**EXERCISE GOAL**
Locate each line in the records containing "data". Copy it.
________
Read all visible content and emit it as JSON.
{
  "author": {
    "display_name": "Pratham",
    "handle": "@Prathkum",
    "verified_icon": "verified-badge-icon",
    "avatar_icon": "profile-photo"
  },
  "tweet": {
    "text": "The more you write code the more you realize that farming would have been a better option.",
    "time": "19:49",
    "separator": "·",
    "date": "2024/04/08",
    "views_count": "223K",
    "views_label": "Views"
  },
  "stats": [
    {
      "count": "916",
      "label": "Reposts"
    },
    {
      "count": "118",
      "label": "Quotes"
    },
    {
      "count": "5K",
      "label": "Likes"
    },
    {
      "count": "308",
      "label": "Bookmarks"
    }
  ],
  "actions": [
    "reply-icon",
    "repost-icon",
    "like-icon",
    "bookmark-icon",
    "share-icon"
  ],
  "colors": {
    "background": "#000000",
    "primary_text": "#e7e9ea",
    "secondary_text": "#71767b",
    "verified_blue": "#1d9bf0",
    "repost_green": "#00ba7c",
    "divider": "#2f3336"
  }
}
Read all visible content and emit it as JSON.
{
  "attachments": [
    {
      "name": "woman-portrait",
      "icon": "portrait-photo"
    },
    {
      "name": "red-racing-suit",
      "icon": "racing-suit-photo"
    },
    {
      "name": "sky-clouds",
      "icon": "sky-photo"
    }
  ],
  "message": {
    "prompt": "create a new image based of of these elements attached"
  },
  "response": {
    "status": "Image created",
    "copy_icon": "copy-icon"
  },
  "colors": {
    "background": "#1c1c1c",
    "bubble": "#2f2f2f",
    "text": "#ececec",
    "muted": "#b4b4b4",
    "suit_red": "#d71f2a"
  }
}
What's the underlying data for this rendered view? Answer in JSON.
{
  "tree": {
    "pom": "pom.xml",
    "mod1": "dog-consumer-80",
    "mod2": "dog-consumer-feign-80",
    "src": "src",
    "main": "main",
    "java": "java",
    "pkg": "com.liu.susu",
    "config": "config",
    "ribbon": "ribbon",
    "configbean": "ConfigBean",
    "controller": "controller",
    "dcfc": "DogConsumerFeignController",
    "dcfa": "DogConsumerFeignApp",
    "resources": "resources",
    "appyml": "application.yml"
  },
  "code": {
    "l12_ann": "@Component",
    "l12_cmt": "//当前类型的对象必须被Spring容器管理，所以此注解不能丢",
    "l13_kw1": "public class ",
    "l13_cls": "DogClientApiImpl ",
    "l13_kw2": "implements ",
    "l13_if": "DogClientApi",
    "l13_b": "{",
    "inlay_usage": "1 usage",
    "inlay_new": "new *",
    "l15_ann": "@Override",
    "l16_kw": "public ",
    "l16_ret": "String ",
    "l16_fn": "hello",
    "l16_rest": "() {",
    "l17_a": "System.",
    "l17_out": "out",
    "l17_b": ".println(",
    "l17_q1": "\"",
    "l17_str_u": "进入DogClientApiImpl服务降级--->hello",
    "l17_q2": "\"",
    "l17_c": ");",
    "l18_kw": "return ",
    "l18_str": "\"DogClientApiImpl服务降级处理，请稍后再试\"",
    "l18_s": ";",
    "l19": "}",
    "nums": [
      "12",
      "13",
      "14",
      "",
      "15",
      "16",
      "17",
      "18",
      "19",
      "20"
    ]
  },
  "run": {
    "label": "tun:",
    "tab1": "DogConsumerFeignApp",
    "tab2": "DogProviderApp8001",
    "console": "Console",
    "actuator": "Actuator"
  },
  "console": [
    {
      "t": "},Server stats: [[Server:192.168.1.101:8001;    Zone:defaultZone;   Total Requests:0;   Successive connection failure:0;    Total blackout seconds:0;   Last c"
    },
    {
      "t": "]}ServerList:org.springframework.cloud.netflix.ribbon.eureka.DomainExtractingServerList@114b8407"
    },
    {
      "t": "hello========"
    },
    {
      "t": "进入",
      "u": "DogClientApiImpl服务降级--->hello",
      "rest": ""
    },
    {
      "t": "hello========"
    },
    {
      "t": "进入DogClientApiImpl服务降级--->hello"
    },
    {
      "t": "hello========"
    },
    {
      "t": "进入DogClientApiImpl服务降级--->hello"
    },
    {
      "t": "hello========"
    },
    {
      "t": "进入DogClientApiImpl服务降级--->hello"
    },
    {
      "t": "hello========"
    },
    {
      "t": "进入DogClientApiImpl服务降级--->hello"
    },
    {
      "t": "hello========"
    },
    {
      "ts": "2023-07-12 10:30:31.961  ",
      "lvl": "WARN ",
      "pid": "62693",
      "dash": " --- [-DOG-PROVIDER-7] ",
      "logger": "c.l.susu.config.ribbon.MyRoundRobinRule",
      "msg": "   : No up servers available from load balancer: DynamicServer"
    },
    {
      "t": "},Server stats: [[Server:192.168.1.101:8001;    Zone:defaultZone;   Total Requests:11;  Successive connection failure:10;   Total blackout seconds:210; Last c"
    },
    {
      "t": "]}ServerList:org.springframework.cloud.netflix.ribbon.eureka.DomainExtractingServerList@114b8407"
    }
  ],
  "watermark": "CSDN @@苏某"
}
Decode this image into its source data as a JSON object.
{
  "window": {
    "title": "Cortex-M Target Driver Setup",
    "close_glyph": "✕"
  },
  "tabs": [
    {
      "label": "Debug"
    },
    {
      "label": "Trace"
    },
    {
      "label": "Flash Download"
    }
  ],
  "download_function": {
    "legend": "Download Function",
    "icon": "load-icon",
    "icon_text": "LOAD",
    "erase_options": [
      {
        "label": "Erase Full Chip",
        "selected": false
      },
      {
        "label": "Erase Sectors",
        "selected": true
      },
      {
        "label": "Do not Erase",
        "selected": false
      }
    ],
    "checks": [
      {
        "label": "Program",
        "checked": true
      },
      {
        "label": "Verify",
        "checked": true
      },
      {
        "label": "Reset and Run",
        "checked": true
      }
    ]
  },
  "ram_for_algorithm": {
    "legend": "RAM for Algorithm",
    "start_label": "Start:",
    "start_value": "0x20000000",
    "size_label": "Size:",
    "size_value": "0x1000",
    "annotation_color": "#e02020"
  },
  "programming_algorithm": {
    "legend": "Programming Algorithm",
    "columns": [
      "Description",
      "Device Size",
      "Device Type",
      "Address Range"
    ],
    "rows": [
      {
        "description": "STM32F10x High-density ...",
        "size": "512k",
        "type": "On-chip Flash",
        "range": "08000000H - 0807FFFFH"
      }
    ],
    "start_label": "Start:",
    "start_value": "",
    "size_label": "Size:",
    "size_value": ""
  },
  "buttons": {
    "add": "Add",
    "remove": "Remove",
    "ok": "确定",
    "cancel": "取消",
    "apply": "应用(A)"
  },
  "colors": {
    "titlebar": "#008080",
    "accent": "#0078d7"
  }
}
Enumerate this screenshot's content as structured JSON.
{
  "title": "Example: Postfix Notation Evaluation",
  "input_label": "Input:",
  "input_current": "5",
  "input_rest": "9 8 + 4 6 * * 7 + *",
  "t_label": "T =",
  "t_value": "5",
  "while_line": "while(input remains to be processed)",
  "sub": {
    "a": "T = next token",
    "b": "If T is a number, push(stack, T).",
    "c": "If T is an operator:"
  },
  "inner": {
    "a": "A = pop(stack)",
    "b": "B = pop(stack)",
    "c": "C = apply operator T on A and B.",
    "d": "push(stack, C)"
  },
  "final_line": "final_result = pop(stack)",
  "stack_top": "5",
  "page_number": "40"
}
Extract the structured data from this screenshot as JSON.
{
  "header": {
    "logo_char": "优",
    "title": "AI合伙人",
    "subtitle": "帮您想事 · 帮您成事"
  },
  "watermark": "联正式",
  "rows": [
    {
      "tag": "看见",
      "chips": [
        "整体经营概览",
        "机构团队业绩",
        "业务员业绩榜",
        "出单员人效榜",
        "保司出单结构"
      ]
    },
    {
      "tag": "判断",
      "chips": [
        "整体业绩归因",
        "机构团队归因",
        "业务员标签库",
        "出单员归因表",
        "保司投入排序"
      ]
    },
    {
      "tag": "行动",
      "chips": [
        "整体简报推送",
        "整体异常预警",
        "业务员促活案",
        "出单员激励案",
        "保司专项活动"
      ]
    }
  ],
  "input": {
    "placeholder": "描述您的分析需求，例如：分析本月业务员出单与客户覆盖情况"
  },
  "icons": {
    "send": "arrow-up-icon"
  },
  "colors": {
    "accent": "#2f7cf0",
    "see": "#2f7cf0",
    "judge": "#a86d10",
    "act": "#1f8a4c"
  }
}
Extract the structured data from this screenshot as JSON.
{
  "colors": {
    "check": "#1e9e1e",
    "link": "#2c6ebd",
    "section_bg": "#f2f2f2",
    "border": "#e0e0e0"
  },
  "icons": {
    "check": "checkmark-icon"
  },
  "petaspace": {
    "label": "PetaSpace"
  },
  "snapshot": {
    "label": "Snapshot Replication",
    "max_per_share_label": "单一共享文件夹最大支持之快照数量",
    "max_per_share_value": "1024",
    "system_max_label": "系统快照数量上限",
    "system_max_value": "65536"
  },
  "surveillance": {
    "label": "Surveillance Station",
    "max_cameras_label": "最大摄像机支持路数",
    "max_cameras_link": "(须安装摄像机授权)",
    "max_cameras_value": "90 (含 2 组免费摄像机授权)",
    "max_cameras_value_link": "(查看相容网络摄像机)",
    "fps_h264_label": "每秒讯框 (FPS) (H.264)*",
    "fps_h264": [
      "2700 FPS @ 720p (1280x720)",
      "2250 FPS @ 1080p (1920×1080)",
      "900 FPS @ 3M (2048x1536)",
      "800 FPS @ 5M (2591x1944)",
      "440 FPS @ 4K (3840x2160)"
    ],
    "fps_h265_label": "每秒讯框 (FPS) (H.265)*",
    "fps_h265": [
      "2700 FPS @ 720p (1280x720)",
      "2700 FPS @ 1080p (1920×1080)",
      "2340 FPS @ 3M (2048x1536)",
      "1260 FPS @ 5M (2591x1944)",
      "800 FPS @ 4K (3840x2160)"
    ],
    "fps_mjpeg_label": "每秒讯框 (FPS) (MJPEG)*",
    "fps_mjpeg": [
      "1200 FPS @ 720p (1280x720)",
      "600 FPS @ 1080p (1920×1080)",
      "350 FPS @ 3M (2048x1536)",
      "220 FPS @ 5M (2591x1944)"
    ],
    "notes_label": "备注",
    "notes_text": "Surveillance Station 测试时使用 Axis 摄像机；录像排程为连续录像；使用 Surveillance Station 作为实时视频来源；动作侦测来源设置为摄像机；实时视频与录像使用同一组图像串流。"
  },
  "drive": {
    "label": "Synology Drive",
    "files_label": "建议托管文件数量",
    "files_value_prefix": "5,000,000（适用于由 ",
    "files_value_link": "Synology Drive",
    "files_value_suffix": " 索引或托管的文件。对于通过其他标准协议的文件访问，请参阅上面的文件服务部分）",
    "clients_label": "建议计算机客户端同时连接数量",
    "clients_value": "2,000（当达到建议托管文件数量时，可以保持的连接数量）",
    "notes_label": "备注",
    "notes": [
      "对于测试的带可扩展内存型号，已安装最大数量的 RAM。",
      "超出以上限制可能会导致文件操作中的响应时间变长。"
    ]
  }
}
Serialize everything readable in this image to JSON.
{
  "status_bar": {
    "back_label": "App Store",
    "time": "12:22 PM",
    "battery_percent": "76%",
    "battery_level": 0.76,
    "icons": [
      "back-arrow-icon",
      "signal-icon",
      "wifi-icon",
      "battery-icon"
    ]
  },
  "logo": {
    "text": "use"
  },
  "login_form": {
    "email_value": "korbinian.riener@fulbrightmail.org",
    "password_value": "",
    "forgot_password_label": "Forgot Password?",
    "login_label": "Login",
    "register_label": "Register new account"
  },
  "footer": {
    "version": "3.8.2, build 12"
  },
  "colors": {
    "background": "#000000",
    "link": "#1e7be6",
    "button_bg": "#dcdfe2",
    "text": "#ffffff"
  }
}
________
**YOUR RESPONSE**
What's the underlying data for this rendered view? Answer in JSON.
Decode this image into its source data as a JSON object.
Extract the structured data from this screenshot as JSON.
Extract the structured data from this screenshot as JSON.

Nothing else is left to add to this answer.